News & Events
Stem cell protection “switch” detected
- May 21, 2019
- Posted by: Wiley M. Wagner
- Category: Science
As researchers learn more and more about the structure, chemical composition and features of stem cells, more and more is revealed to them in terms of their control. Today, a team of microbiology scientists from the University of Edinburgh conducted a rather interesting experiment to disable one important mechanism in stem cells – namely, to deactivate a regulatory molecule that controls the immune impulse of cell protection when it is in danger. The results of the study, being very positive, promise in a short time to become the basis on which even more efficient and interesting experiments will be conducted.
It is worth noting that, unlike any other cells in the body, stem cells do not have their own defense system and cannot activate the immune impulse for this defense – on the other hand, when some viruses interact, they still send this impulse, which complicates the work with stem cells, because in this way it becomes difficult to modify them in the laboratory.

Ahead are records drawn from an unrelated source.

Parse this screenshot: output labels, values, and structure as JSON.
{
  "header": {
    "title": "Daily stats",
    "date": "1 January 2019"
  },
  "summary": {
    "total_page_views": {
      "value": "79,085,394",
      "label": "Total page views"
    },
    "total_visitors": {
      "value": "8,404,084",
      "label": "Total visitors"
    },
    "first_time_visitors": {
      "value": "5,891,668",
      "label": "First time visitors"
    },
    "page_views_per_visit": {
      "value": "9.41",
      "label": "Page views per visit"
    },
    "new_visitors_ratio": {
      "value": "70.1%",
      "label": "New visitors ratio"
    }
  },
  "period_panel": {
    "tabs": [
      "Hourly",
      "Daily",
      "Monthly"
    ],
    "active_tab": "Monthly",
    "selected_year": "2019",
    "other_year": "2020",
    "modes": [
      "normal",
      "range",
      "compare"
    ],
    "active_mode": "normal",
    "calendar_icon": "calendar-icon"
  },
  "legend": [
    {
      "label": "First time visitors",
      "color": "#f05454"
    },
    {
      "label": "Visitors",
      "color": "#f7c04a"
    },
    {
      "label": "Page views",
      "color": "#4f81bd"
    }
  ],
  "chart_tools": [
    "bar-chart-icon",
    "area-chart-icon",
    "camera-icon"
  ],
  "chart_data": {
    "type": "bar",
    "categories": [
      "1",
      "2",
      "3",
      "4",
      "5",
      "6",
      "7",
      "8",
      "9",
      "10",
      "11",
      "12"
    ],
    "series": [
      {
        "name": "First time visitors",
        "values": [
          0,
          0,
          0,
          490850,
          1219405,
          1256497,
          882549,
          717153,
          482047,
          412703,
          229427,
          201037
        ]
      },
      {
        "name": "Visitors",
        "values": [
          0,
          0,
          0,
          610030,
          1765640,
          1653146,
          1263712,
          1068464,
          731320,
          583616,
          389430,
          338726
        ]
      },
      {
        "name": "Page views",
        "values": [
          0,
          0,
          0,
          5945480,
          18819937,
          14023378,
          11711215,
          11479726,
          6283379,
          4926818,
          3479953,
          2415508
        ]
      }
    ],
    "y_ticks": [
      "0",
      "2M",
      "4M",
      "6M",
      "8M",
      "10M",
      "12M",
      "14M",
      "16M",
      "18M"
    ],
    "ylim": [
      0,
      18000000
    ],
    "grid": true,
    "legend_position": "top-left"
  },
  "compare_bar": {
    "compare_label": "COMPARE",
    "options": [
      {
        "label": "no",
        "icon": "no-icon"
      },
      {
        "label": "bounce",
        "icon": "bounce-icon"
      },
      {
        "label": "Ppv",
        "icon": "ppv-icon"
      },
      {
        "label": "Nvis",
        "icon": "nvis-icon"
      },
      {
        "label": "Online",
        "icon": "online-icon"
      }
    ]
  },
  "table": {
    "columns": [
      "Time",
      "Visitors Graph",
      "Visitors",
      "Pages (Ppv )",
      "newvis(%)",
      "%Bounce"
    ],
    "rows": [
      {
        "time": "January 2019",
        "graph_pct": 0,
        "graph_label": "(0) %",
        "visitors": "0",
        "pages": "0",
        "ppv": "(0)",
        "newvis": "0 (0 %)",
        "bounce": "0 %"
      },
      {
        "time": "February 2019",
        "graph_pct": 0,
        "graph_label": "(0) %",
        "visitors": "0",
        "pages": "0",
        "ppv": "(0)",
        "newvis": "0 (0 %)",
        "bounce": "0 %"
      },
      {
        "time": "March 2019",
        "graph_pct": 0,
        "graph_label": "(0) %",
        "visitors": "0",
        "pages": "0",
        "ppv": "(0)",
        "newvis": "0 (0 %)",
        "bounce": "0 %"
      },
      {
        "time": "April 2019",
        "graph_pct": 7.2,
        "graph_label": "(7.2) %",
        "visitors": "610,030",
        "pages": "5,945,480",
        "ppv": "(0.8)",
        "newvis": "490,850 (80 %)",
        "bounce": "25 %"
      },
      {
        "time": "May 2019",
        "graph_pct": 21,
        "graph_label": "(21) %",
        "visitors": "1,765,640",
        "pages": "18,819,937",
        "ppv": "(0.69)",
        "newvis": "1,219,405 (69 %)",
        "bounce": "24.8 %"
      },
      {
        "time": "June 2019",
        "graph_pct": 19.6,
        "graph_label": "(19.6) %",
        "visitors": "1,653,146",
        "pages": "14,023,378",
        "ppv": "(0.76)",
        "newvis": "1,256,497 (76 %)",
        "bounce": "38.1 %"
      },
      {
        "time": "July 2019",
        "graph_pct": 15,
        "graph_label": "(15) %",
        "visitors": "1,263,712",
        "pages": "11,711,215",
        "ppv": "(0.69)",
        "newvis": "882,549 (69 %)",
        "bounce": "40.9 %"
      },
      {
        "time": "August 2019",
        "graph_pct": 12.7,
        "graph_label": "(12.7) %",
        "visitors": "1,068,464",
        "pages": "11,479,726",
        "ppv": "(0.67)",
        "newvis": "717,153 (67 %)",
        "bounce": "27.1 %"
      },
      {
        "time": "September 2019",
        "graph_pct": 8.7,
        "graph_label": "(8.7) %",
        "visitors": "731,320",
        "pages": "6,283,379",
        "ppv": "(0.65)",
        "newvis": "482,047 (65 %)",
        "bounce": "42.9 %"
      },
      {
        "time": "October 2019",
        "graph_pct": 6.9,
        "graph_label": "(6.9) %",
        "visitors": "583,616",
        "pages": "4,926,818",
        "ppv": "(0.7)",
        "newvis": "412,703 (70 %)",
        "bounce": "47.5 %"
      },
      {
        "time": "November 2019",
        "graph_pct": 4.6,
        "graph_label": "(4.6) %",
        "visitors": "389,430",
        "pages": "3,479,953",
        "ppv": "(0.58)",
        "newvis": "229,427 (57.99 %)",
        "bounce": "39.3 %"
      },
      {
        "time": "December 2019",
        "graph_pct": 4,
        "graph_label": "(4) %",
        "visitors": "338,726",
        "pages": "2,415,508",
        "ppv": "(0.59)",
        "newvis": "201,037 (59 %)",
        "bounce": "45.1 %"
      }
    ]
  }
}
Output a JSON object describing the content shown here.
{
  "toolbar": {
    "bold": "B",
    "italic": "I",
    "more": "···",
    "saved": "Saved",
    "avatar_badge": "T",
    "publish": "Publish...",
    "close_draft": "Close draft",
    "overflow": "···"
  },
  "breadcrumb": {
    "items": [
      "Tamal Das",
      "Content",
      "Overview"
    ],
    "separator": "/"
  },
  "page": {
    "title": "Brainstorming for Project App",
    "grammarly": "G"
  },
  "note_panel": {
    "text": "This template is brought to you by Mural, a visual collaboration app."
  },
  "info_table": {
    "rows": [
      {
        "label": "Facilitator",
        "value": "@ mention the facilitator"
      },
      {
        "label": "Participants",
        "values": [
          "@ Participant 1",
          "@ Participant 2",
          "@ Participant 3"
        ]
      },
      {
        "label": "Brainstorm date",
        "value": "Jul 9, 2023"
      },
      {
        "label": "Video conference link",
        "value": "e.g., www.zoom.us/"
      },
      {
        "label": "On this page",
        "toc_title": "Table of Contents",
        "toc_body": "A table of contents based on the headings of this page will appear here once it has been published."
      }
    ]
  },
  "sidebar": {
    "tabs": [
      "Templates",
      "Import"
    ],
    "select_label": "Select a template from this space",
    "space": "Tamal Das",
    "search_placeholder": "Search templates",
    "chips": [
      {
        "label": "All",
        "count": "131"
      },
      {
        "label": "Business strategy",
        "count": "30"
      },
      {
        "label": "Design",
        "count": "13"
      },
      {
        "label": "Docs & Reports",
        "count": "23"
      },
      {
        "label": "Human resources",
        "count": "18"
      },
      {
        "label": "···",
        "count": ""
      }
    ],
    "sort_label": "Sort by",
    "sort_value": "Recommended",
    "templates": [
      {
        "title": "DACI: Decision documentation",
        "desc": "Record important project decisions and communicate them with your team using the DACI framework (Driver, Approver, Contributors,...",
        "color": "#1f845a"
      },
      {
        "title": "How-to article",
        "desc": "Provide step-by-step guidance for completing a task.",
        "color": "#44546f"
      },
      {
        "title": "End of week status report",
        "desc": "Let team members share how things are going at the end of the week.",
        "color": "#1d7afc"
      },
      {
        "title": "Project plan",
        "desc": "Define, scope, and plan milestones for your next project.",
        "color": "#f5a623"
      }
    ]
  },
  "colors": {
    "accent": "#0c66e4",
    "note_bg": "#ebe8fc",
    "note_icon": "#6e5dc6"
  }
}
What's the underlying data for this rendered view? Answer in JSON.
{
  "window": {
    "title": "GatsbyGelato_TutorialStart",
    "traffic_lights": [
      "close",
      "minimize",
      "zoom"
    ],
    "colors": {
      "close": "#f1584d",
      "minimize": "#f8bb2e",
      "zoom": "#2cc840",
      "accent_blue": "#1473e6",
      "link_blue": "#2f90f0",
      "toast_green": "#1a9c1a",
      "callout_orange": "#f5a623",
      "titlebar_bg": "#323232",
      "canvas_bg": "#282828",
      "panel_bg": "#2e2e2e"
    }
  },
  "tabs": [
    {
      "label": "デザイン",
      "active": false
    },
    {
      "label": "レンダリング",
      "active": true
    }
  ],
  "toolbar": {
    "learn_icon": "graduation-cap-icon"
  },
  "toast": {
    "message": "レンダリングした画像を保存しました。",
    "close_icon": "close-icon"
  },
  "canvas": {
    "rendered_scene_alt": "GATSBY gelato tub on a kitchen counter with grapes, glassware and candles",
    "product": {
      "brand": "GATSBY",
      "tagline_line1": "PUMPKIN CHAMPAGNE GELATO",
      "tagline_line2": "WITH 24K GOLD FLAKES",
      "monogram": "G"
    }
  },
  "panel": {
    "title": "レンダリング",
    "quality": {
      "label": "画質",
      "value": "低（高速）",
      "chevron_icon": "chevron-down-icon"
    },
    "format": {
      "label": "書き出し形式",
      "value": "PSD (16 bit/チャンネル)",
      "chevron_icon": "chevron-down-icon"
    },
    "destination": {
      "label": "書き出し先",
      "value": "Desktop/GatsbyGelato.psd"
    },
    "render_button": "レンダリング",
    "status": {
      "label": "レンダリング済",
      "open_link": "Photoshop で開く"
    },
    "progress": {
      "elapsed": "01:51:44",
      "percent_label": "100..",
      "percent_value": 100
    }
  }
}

That is why Scottish experts conducted research according to which they found a special protein called MAVS, which in turn triggers the activation impulse of the regulatory miR-673 molecule. And this molecule, in turn, activates the immune defense of the stem cell, not allowing it to manipulate as needed by scientists. After several sessions of experiments-observations on embryonic-type stem cells belonging to mice, the scientists discovered that removing this regulatory molecule leads to a significant ease of working with the cell itself.
In other words, by deactivating this molecule, specialists can more easily manipulate cells, thus changing their structure and chemical composition much faster and easier. And this, in turn, leads to significantly more effective results in the transformation of a stem cell into something else. However, it remains to wait for new results.